The Trump administration is giving Wall Street whiplash.
The stock market famously hates uncertainty, and the White House is producing a lot of it these days. Investors are struggling to understand conflicting messages on US trade policy with China and President Trump’s erratic tweets.
Market bulls and bears are waging a tug of war “directly related to the mixed policies coming out of the White House,” said Ed Yardeni, president of Yardeni Research.
Although the United States Trade Representative found that Chinese theft of intellectual property costs up US businesses up to $600 billion a year, business leaders warn that a trade war with China would stunt global economic growth, raise costs for producers and hike prices on consumers.
On Monday, the Dow gained more than 350 points. On the Sunday political talk shows, Treasury Secretary Steven Mnuchin and National Economic Council head Larry Kudlow had soothed investors’ fears about a trade war. Mnuchin said that he didn’t expect a trade war.

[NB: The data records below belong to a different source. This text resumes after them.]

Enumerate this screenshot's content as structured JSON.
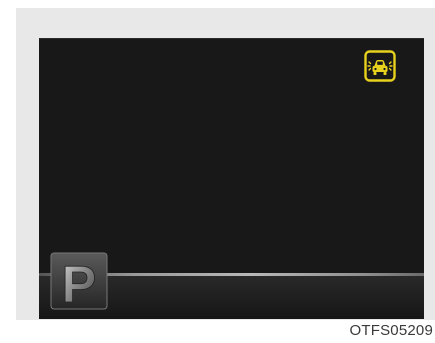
{
  "display": {
    "gear_label": "P",
    "gear_icon": "park-gear-icon",
    "warning_icon": "vehicle-sensor-warning-icon",
    "warning_color": "#e8d21e",
    "screen_color": "#181818"
  },
  "caption": "OTFS05209"
}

“It could be, but I don’t expect it at all,” he told CBS’s “Face the Nation.”
On Friday, the Dow dropped 572 points after he told CNBC that he saw the “potential for a trade war.”
“The clear and present danger is a trade policy mistake,” said Art Hogan, chief market strategist for B. Riley FBR. “The market is vacillating between trying to price in the worst-case possibility to the potential for something better. That’s why we’ve seen these massive swings.”
The administration’s pace of action on China has been dizzying.
First the US imposed tariffs on steel and aluminum imports. Then it proposed tariffs on $50 billion worth of Chinese goods, following an investigation into Chinese theft of American trade secrets. China said it would match the move with $50 billion in tariffs of its own on US planes, cars and soybeans.
On Thursday, Trump escalated the confrontation when he said he was considering an additional $100 billion in tariffs.
All this has happened in the last six weeks.
The administration’s unpredictable trade policy has intensified market concerns that have been brewing since January.
The Dow shot up 32% last year, and Trump was its main cheerleader. Analysts raised their corporate earnings projections because they expected corporate tax cuts, and the Dow went from 25,000 to 26,000 in only seven trading days.
Stocks raced out of the starting gate this year after the tax cuts were passed.
“We started the year being emboldened by the recent tax reform legislation, but now that has morphed into concern,” said CFRA chief investment strategist Sam Stovall.
Inflation fears and the threat of more aggressive action by the Federal Reserve to prevent the economy from getting too hot triggered a sell-off in Feburary. Then came worries about new regulation on big tech companies.
Now Trump’s fight with China is the market’s main concern. The Dow has been dipping in out of correction territory — down more than 10% from its all-time high in January. And it has lost about a third of what it gained from Inauguration Day to the record high.
“The Trump slump is the result of his tweets and his seemingly unwillingness to listen to his advisers on global trade,” Stovall said.